Required action:
Among the records below, find each line containing the word "description" and copy it.

Extracted material:
++++

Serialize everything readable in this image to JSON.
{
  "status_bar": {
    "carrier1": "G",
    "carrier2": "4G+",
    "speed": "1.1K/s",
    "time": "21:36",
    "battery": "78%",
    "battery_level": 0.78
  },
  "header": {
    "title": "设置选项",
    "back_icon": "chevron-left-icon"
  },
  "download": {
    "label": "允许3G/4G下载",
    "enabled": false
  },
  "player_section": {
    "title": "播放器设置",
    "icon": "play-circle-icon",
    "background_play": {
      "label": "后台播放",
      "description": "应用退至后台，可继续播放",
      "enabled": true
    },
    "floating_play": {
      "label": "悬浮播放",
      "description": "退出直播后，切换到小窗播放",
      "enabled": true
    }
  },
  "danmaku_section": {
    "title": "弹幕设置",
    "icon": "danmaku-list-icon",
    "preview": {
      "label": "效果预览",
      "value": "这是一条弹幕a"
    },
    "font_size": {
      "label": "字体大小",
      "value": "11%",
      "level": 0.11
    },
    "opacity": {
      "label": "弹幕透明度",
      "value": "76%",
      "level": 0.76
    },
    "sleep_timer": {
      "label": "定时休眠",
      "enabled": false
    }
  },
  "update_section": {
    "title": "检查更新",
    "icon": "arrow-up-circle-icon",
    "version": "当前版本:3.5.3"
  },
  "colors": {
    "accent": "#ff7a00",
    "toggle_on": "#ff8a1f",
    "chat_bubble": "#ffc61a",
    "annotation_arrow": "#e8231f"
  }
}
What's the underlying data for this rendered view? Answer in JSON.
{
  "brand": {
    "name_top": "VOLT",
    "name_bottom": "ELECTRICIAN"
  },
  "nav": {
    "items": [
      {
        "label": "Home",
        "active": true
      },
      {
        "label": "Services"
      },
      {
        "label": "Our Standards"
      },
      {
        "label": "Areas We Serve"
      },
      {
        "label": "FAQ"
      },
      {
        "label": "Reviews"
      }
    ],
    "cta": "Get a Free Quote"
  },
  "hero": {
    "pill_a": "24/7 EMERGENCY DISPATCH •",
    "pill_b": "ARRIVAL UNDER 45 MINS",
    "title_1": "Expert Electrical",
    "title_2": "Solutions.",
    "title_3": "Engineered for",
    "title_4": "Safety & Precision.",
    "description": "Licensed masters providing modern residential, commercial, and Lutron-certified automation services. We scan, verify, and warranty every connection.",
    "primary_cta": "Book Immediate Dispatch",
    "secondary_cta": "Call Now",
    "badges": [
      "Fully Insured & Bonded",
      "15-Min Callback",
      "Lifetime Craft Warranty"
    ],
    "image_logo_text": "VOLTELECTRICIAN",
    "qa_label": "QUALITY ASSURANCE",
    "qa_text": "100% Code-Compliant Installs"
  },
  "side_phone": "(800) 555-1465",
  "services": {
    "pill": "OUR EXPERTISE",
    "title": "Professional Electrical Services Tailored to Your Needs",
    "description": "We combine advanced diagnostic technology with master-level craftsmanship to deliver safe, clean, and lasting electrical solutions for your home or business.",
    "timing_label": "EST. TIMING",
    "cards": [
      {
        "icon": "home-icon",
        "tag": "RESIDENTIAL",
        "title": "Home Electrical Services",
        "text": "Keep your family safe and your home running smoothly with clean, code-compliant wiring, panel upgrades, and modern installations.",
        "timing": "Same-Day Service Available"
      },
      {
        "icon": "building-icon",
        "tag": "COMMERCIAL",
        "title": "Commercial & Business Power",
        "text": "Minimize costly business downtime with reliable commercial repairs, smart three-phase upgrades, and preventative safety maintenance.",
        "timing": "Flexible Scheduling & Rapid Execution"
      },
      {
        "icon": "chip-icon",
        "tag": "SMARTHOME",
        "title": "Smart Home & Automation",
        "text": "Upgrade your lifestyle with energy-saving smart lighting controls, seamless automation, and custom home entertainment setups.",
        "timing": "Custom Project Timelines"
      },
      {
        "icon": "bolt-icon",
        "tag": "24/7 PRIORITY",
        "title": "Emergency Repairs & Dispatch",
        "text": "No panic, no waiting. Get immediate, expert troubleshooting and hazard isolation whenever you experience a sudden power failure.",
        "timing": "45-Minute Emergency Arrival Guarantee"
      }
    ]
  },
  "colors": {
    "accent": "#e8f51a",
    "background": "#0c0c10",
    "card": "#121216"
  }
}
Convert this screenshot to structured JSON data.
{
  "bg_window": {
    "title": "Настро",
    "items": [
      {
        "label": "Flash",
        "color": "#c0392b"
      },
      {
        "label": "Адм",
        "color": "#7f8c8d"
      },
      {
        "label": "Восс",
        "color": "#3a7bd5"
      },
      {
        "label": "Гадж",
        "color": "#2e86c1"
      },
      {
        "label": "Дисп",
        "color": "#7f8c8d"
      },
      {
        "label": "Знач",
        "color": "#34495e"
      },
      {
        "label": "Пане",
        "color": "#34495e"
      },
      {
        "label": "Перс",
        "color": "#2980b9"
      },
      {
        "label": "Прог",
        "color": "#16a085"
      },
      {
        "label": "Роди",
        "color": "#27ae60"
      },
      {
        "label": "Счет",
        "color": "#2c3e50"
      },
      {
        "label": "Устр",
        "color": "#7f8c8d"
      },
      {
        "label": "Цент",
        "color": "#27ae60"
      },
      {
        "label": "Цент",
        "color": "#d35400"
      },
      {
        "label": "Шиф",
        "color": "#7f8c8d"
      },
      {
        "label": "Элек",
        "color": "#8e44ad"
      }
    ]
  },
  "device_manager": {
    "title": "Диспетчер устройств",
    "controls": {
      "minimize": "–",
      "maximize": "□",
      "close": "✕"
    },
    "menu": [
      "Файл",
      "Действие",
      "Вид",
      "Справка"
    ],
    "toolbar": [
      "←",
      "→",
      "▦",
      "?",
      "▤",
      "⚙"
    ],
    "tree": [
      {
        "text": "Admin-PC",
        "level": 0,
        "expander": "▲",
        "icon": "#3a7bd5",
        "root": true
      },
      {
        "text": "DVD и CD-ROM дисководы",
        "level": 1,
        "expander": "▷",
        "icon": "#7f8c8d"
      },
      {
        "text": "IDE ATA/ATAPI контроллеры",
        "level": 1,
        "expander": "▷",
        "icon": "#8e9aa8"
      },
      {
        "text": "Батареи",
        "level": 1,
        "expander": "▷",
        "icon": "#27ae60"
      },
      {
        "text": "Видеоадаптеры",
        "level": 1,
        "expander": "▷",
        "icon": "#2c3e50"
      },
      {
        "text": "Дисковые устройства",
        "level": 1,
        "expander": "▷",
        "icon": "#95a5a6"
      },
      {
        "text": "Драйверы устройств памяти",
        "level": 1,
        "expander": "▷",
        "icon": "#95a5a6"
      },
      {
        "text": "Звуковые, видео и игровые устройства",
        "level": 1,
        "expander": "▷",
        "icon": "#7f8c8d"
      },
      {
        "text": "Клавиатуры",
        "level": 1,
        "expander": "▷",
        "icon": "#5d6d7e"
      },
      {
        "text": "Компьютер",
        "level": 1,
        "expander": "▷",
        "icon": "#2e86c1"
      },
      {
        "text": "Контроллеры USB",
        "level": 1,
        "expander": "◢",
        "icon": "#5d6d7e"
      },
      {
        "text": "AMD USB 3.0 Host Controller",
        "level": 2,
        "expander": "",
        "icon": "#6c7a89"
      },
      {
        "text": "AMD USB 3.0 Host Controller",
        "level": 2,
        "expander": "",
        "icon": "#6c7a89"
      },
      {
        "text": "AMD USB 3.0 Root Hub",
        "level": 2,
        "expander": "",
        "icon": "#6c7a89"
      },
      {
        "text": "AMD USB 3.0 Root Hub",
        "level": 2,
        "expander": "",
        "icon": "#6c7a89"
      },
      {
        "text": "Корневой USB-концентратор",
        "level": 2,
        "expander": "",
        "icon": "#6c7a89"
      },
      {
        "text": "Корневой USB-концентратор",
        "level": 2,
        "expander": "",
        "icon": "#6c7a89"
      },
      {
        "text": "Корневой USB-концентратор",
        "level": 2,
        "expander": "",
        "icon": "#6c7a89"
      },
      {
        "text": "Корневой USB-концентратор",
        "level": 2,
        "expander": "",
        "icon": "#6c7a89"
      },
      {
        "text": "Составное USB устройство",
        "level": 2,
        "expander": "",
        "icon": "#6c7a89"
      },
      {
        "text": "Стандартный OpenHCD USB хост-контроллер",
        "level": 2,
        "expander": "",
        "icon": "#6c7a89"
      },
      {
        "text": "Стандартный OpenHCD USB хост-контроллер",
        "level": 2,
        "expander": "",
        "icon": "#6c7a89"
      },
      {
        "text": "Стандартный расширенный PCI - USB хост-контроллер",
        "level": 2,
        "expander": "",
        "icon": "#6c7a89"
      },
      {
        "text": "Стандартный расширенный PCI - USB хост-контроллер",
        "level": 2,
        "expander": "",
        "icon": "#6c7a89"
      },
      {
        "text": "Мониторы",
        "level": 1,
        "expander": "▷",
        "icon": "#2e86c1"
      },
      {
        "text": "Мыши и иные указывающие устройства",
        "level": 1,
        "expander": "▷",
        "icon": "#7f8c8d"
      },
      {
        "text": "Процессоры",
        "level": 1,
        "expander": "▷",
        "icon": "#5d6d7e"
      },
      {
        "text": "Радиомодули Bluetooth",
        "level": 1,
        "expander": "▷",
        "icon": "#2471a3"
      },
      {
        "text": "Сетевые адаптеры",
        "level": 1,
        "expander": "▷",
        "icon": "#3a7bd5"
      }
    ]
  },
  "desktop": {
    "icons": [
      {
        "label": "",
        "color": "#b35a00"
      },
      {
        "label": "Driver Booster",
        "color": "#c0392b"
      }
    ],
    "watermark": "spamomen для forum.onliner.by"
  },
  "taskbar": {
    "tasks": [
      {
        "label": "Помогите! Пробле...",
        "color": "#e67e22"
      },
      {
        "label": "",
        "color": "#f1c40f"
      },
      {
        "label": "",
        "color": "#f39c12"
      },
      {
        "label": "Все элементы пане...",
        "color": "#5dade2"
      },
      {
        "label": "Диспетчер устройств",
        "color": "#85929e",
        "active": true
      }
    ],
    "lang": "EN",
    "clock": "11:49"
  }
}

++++

Output of the exercise:
      "description": "应用退至后台，可继续播放",
      "description": "退出直播后，切换到小窗播放",
    "description": "Licensed masters providing modern residential, commercial, and Lutron-certified automation services. We scan, verify, and warranty every connection.",
    "description": "We combine advanced diagnostic technology with master-level craftsmanship to deliver safe, clean, and lasting electrical solutions for your home or business.",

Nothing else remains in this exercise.